Scan the entries below for the word "JSON". Copy each line that has it.

****************

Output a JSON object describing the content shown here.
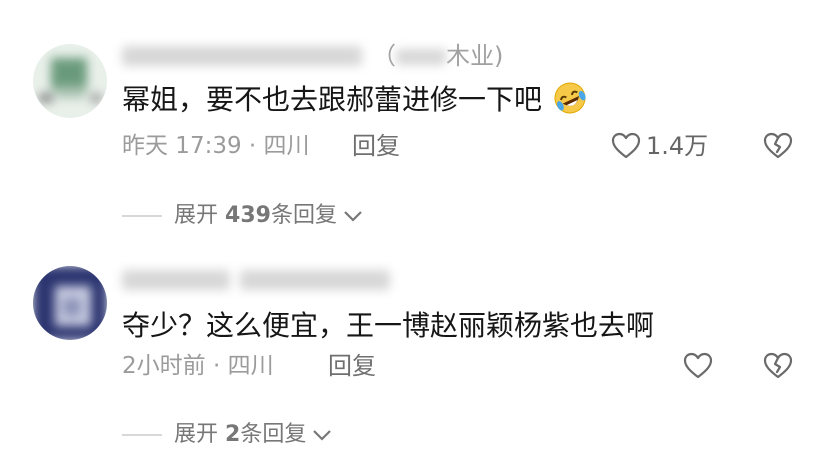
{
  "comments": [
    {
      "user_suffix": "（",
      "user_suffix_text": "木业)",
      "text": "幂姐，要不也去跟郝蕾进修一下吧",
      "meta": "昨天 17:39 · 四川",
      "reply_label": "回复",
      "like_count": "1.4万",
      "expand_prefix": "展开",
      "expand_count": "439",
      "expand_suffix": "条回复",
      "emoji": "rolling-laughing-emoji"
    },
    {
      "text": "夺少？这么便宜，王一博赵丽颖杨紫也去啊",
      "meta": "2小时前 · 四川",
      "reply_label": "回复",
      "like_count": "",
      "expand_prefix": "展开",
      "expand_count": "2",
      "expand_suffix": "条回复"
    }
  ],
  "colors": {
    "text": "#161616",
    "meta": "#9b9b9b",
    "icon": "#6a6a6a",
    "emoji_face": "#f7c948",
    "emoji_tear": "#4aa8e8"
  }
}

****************

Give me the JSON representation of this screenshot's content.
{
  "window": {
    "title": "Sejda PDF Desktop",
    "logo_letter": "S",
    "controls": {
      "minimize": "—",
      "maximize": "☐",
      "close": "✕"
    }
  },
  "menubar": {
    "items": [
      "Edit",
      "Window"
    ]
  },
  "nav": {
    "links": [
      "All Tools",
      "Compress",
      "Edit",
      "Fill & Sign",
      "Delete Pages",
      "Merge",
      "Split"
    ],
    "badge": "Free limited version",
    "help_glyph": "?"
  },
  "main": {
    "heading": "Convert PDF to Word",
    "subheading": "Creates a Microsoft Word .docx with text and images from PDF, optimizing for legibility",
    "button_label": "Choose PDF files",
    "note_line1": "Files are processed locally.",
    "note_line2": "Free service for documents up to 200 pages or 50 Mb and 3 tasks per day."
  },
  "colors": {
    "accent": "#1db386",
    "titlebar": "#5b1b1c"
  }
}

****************

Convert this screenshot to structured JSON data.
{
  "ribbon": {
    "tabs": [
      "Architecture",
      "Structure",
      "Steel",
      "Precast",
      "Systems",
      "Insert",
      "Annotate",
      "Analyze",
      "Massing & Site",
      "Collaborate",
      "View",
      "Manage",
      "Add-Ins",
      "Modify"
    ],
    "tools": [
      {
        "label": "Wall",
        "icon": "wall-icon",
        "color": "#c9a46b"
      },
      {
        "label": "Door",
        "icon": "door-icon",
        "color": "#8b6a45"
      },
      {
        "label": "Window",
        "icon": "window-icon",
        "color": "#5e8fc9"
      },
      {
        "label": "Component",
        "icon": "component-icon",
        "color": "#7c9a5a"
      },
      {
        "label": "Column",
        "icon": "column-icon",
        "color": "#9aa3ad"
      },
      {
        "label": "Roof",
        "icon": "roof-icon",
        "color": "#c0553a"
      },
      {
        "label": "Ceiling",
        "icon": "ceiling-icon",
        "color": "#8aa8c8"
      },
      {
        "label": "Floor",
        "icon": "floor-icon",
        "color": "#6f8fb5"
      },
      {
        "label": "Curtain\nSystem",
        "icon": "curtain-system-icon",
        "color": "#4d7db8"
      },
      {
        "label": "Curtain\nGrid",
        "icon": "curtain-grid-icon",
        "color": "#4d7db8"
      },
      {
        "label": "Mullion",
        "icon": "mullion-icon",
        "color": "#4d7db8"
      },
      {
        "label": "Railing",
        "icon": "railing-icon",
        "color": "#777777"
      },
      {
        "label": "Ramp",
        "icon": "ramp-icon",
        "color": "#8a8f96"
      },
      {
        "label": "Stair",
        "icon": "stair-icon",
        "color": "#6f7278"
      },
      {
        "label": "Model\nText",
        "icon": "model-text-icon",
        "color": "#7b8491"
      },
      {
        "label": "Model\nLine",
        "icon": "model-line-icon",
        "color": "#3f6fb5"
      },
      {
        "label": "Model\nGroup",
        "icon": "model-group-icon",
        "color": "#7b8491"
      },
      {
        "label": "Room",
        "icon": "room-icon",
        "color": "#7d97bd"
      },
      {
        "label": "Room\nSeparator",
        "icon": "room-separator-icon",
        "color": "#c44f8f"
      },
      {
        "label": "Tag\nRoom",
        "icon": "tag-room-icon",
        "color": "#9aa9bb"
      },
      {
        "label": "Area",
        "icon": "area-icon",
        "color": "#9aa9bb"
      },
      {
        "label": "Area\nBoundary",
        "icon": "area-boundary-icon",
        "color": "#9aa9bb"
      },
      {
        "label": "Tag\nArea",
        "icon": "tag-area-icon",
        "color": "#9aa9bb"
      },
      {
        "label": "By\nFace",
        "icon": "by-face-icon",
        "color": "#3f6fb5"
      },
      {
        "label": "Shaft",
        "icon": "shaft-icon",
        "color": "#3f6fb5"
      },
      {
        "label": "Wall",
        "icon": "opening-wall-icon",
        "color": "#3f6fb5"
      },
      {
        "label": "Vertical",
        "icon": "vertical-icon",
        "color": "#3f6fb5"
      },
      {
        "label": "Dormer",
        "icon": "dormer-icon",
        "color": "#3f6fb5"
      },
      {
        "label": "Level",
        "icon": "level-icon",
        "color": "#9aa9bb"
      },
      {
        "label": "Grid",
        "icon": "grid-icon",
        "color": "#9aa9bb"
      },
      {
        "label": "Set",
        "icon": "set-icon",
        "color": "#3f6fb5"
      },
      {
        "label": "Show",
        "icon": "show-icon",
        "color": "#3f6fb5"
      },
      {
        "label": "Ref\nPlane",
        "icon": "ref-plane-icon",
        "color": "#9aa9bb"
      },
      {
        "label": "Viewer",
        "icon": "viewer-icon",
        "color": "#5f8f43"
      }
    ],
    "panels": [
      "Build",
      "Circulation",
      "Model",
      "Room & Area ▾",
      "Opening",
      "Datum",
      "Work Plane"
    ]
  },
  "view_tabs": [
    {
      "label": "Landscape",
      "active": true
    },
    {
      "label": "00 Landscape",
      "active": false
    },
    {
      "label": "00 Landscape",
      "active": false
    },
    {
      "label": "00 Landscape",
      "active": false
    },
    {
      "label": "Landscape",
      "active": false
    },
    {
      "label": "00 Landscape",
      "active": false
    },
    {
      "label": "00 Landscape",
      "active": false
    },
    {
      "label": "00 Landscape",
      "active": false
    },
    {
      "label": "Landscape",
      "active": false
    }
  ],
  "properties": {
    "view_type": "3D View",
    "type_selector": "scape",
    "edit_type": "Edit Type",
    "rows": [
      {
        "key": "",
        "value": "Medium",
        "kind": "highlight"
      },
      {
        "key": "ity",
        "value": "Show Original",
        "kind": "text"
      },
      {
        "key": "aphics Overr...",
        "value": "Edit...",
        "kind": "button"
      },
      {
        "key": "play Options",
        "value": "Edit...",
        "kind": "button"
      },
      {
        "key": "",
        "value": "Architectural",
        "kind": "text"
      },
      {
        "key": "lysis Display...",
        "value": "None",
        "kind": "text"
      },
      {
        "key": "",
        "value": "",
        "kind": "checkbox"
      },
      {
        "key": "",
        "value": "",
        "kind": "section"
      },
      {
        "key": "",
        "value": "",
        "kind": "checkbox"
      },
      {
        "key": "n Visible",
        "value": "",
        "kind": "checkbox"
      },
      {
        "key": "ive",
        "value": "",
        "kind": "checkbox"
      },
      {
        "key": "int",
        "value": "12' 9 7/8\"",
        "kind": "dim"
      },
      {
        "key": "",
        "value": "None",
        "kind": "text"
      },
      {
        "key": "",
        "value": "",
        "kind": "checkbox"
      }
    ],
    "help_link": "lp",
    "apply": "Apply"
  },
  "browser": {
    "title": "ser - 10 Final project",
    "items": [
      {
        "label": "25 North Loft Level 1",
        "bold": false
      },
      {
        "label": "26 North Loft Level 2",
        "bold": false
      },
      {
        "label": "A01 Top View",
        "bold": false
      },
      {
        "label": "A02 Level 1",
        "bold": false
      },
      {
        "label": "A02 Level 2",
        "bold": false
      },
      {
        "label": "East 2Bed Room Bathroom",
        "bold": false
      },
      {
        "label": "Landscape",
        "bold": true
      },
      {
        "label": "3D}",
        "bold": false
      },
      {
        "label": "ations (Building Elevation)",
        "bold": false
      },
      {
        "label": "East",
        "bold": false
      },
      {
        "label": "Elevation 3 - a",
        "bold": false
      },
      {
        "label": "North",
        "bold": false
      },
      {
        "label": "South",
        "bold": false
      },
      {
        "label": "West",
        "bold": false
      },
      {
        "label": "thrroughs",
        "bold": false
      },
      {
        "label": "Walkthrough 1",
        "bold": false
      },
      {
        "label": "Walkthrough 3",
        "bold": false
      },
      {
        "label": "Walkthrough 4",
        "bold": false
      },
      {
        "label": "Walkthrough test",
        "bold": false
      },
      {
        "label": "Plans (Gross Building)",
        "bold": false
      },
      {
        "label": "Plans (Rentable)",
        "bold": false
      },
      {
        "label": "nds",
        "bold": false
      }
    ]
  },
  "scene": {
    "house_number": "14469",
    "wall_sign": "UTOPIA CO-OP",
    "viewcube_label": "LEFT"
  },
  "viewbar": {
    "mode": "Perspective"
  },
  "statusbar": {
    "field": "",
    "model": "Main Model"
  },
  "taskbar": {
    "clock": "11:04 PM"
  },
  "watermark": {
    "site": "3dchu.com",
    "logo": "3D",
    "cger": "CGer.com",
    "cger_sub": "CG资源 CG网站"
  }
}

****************

Expected answer:
Output a JSON object describing the content shown here.
Give me the JSON representation of this screenshot's content.
Convert this screenshot to structured JSON data.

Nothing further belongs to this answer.